Science grad earns Convocation honour

Science alumnus Michael Ocheje (BSc 2016, PhD 2022) is one of this year’s Governor General’s Gold Medallists for academic excellence at the graduate level and was recognized during Fall Convocation ceremonies on Friday, Oct. 14.

“When I found out I won, that was a big surprise,” says Dr. Ocheje. “There are a lot of talented people in my cohort and amongst all those people, they chose my thesis.”

During his doctoral studies, the chemistry and biochemistry graduate developed organic bioelectronic materials that can stretch and imitate properties of human skin.

“Usually when you strain electronic devices, the inorganic brittle materials will break, but my research deals with using organic materials that can stretch and still be conductive,” says Ocheje.

“Essentially things like polyethylene, or plastic bags, are stretchable but not conductive and cell phones are conductive but not stretchable. I’m trying to create conjugated polymers that are the best of both worlds.”

One of the targeted uses for these materials is medical application.

“We want to make them wearable and potentially bio-implantable,” says Ocheje.

“It has to be at least as stretchable as your skin, so you’ll barely notice it is there.”

Ocheje says he fell in love with this type of chemistry when he took an undergraduate course with Tricia Carmichael. Then he joined Simon Rondeau-Gagné’s lab for his graduate work.

During his time at the University of Windsor, Ocheje travelled to do characterizations of his materials at the Argonne National Lab in Chicago and the Canadian Light Source in Saskatoon, Saskatchewan.

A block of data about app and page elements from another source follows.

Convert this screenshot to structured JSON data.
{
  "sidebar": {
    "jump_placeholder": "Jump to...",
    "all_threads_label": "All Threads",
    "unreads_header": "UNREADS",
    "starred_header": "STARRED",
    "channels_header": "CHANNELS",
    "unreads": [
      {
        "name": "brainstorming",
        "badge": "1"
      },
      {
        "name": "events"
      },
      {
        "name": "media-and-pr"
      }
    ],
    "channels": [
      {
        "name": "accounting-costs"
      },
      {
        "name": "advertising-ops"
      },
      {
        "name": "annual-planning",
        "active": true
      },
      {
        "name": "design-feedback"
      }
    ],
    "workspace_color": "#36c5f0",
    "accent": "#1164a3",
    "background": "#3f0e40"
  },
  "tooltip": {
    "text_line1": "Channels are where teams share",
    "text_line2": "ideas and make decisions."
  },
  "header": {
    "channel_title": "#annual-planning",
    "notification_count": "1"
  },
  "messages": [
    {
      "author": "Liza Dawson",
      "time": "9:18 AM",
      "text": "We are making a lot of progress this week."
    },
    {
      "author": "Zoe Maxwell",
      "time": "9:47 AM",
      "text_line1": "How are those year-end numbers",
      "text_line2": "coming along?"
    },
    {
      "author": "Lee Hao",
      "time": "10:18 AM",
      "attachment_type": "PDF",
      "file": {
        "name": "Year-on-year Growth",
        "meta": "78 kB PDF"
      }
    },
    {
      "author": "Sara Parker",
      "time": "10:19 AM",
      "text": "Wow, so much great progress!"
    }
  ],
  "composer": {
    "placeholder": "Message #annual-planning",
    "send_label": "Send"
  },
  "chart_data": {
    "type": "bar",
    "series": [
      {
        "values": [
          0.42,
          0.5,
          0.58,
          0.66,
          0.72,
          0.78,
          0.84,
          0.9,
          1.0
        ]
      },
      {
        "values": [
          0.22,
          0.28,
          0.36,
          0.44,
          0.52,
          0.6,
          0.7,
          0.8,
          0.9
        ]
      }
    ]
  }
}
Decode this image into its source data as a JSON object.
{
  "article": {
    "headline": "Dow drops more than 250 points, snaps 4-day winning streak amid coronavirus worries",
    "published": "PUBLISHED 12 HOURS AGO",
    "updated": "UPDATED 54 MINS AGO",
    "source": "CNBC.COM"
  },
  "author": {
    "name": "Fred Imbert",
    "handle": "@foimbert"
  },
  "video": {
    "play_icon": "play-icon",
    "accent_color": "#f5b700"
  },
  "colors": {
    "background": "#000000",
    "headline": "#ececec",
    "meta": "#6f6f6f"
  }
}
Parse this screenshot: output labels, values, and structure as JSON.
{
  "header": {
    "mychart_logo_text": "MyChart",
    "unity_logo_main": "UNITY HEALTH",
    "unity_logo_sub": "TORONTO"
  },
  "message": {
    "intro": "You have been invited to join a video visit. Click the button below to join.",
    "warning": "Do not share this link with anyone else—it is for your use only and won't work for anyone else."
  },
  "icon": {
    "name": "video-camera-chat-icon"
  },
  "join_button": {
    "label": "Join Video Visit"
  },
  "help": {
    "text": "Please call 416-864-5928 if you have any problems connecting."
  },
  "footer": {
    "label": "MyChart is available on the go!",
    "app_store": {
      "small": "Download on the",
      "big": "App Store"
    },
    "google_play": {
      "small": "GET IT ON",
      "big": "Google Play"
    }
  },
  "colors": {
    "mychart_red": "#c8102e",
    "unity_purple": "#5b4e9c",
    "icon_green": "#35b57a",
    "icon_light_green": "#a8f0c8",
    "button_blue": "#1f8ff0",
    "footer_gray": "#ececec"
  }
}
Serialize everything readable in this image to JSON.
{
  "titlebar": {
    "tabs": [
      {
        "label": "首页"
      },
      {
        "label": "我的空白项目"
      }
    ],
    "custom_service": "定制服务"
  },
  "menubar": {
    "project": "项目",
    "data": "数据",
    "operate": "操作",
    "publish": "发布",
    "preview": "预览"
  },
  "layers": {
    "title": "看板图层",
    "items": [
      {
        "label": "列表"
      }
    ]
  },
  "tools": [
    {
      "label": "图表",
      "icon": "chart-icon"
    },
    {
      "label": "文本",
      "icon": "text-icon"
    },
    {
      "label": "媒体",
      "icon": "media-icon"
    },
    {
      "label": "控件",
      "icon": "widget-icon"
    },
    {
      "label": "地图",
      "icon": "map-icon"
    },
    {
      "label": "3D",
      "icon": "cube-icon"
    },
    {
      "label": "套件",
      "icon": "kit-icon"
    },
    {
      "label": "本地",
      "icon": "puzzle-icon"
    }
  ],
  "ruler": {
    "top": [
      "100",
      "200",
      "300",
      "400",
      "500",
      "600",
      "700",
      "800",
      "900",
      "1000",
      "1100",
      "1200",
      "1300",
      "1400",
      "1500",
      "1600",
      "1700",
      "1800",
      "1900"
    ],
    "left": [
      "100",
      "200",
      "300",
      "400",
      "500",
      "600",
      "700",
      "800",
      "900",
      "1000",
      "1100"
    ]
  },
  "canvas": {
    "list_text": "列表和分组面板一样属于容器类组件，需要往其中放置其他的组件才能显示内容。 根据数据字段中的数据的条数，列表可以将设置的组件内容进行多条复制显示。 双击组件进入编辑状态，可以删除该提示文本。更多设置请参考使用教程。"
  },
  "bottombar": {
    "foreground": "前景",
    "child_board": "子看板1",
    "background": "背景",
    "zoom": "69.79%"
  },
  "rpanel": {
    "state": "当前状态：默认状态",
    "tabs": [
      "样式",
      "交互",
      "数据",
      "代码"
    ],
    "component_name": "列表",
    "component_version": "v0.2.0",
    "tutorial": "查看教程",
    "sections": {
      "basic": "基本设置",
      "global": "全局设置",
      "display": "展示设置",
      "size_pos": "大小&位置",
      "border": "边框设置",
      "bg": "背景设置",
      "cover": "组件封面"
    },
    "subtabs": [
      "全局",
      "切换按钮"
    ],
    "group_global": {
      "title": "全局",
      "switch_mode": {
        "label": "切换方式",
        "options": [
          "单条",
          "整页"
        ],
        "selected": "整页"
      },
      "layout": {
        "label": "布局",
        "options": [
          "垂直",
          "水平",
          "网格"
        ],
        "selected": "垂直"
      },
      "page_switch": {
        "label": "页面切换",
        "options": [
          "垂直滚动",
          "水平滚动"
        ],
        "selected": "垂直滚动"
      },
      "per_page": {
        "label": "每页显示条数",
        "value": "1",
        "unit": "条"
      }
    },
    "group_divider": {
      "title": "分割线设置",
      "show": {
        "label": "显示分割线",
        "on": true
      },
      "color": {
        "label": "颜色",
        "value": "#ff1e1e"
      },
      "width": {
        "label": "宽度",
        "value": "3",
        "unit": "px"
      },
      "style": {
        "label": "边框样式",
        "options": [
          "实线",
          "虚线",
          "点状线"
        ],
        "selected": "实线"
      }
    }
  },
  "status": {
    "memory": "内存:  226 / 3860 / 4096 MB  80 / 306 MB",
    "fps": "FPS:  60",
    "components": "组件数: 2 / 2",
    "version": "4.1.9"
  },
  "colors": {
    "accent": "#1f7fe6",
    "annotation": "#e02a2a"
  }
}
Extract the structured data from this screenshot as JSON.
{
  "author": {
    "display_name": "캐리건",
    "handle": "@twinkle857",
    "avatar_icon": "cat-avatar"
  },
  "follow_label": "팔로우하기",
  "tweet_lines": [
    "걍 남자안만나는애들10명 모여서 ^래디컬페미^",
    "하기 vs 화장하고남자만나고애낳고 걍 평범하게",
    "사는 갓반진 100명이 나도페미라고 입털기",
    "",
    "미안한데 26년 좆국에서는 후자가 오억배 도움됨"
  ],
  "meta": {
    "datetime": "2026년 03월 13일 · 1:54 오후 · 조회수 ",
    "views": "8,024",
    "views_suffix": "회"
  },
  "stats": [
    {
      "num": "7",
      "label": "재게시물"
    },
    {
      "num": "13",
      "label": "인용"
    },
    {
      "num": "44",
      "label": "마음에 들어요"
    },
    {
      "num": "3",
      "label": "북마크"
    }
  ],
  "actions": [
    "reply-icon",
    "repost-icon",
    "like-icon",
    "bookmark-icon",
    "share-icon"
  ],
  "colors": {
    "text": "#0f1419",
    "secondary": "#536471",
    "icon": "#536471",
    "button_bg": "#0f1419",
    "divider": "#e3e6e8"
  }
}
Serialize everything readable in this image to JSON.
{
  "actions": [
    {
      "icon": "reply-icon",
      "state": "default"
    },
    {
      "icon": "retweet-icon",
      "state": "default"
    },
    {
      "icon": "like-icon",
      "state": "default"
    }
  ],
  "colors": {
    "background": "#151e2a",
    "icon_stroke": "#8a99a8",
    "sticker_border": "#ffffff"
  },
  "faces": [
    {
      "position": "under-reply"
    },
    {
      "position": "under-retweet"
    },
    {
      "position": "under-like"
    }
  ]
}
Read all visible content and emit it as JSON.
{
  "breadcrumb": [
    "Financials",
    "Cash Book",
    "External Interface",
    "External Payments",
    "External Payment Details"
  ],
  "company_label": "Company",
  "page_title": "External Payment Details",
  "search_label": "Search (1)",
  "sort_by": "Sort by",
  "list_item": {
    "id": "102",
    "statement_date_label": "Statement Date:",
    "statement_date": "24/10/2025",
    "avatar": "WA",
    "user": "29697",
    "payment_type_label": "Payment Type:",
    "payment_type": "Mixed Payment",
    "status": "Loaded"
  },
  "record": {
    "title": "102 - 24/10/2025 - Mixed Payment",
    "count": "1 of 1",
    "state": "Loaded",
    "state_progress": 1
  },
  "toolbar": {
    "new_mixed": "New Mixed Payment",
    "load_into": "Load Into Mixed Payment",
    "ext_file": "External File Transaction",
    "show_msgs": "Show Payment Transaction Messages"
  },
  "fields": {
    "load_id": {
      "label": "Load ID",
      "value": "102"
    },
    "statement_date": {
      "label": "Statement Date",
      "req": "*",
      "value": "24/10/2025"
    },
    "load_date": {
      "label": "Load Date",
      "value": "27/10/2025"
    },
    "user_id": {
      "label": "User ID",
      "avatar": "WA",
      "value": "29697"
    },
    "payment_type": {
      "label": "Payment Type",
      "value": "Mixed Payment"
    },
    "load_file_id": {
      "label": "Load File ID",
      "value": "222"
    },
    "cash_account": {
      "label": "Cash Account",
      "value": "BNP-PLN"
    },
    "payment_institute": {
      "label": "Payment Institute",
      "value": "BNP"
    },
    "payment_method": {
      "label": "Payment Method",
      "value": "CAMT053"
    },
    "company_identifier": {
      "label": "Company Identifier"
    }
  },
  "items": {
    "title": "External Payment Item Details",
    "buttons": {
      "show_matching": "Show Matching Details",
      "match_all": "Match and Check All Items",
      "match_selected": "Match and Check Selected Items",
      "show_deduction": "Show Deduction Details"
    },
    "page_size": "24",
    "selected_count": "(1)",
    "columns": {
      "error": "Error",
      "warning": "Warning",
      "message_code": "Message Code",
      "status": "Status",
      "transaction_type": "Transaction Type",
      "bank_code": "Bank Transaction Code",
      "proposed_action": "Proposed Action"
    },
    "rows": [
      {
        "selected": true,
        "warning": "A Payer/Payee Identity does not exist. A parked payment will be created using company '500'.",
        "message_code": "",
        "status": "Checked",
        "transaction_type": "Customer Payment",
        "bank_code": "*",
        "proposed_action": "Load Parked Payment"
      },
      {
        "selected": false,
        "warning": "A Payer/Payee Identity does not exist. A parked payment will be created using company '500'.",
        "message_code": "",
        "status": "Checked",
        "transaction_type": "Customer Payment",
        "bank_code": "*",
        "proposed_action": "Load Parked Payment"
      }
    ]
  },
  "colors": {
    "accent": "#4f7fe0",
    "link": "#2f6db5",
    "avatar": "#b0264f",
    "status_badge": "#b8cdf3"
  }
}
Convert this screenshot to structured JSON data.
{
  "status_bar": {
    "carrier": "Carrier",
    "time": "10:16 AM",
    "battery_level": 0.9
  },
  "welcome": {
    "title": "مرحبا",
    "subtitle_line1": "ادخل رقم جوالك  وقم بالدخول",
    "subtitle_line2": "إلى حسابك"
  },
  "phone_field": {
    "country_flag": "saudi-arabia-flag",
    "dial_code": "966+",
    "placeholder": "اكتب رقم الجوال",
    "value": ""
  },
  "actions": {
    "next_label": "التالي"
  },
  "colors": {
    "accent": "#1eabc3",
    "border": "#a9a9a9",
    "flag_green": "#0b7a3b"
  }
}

He spent four months interning at the National Research Council in Ottawa. He also co-authored 25 scientific publications.

He is currently pursuing post doc studies in the Swager Research Group at Massachusetts Institute of Technology and says he owes a lot of his accomplishments to his Nigerian parents and to his strongest advocate, Dr. Rondeau-Gagné.

“Michael is someone who can easily adapt to any situation, who jumps into challenges and brings creativity to help move research to the next level,” says Rondeau-Gagné.

“He is focused and determined to reach excellence.”

Ocheje is the third biochemistry and chemistry graduate in four years to win the Governor General’s Gold Medal.

—Sara Elliott